=== Section Start ===

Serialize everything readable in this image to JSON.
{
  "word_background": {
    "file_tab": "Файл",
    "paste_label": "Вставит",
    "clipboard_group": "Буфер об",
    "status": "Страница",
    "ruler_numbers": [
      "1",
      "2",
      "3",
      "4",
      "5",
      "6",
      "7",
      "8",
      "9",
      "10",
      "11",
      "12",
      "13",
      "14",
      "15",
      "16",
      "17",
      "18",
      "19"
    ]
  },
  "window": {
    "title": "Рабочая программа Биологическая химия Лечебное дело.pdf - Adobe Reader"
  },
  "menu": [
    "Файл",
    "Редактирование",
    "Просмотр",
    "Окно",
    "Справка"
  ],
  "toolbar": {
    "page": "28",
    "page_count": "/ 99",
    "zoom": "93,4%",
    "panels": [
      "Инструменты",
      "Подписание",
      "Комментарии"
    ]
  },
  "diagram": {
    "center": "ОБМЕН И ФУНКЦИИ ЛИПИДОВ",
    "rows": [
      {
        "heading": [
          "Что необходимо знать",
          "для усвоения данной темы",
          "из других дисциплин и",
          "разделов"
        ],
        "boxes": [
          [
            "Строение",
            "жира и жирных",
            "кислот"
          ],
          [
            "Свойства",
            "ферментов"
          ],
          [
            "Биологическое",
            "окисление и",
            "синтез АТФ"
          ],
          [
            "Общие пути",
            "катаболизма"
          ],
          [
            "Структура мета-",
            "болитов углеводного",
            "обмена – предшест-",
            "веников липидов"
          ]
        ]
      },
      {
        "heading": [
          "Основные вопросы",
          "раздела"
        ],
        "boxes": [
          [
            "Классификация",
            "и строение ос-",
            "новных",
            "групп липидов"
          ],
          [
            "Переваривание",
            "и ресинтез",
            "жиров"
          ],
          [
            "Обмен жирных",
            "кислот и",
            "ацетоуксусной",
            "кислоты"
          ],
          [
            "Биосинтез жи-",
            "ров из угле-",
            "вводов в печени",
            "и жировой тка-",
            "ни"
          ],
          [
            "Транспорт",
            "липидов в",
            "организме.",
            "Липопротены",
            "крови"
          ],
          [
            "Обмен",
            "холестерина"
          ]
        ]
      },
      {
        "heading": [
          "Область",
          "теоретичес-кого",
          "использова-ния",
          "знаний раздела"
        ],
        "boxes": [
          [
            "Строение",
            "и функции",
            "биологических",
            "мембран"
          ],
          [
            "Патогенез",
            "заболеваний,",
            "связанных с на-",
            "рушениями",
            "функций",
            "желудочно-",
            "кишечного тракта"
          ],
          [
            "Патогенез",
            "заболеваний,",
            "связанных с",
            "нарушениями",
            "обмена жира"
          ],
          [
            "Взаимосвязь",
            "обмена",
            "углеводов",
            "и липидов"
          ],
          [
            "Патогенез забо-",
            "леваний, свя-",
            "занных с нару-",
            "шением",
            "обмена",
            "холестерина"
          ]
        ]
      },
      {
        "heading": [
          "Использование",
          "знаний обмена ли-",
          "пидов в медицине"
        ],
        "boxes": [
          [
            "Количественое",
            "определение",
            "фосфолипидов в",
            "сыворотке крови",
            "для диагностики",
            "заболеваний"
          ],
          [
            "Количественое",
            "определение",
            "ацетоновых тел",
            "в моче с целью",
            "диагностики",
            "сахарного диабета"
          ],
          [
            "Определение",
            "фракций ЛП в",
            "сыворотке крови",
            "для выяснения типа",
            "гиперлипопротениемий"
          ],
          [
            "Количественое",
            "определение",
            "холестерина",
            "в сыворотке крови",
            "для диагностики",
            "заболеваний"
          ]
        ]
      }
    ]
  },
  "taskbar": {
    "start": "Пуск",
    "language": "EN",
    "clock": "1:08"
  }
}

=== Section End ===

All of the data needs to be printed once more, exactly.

→ **Your solution**
Serialize everything readable in this image to JSON.
{
  "word_background": {
    "file_tab": "Файл",
    "paste_label": "Вставит",
    "clipboard_group": "Буфер об",
    "status": "Страница",
    "ruler_numbers": [
      "1",
      "2",
      "3",
      "4",
      "5",
      "6",
      "7",
      "8",
      "9",
      "10",
      "11",
      "12",
      "13",
      "14",
      "15",
      "16",
      "17",
      "18",
      "19"
    ]
  },
  "window": {
    "title": "Рабочая программа Биологическая химия Лечебное дело.pdf - Adobe Reader"
  },
  "menu": [
    "Файл",
    "Редактирование",
    "Просмотр",
    "Окно",
    "Справка"
  ],
  "toolbar": {
    "page": "28",
    "page_count": "/ 99",
    "zoom": "93,4%",
    "panels": [
      "Инструменты",
      "Подписание",
      "Комментарии"
    ]
  },
  "diagram": {
    "center": "ОБМЕН И ФУНКЦИИ ЛИПИДОВ",
    "rows": [
      {
        "heading": [
          "Что необходимо знать",
          "для усвоения данной темы",
          "из других дисциплин и",
          "разделов"
        ],
        "boxes": [
          [
            "Строение",
            "жира и жирных",
            "кислот"
          ],
          [
            "Свойства",
            "ферментов"
          ],
          [
            "Биологическое",
            "окисление и",
            "синтез АТФ"
          ],
          [
            "Общие пути",
            "катаболизма"
          ],
          [
            "Структура мета-",
            "болитов углеводного",
            "обмена – предшест-",
            "веников липидов"
          ]
        ]
      },
      {
        "heading": [
          "Основные вопросы",
          "раздела"
        ],
        "boxes": [
          [
            "Классификация",
            "и строение ос-",
            "новных",
            "групп липидов"
          ],
          [
            "Переваривание",
            "и ресинтез",
            "жиров"
          ],
          [
            "Обмен жирных",
            "кислот и",
            "ацетоуксусной",
            "кислоты"
          ],
          [
            "Биосинтез жи-",
            "ров из угле-",
            "вводов в печени",
            "и жировой тка-",
            "ни"
          ],
          [
            "Транспорт",
            "липидов в",
            "организме.",
            "Липопротены",
            "крови"
          ],
          [
            "Обмен",
            "холестерина"
          ]
        ]
      },
      {
        "heading": [
          "Область",
          "теоретичес-кого",
          "использова-ния",
          "знаний раздела"
        ],
        "boxes": [
          [
            "Строение",
            "и функции",
            "биологических",
            "мембран"
          ],
          [
            "Патогенез",
            "заболеваний,",
            "связанных с на-",
            "рушениями",
            "функций",
            "желудочно-",
            "кишечного тракта"
          ],
          [
            "Патогенез",
            "заболеваний,",
            "связанных с",
            "нарушениями",
            "обмена жира"
          ],
          [
            "Взаимосвязь",
            "обмена",
            "углеводов",
            "и липидов"
          ],
          [
            "Патогенез забо-",
            "леваний, свя-",
            "занных с нару-",
            "шением",
            "обмена",
            "холестерина"
          ]
        ]
      },
      {
        "heading": [
          "Использование",
          "знаний обмена ли-",
          "пидов в медицине"
        ],
        "boxes": [
          [
            "Количественое",
            "определение",
            "фосфолипидов в",
            "сыворотке крови",
            "для диагностики",
            "заболеваний"
          ],
          [
            "Количественое",
            "определение",
            "ацетоновых тел",
            "в моче с целью",
            "диагностики",
            "сахарного диабета"
          ],
          [
            "Определение",
            "фракций ЛП в",
            "сыворотке крови",
            "для выяснения типа",
            "гиперлипопротениемий"
          ],
          [
            "Количественое",
            "определение",
            "холестерина",
            "в сыворотке крови",
            "для диагностики",
            "заболеваний"
          ]
        ]
      }
    ]
  },
  "taskbar": {
    "start": "Пуск",
    "language": "EN",
    "clock": "1:08"
  }
}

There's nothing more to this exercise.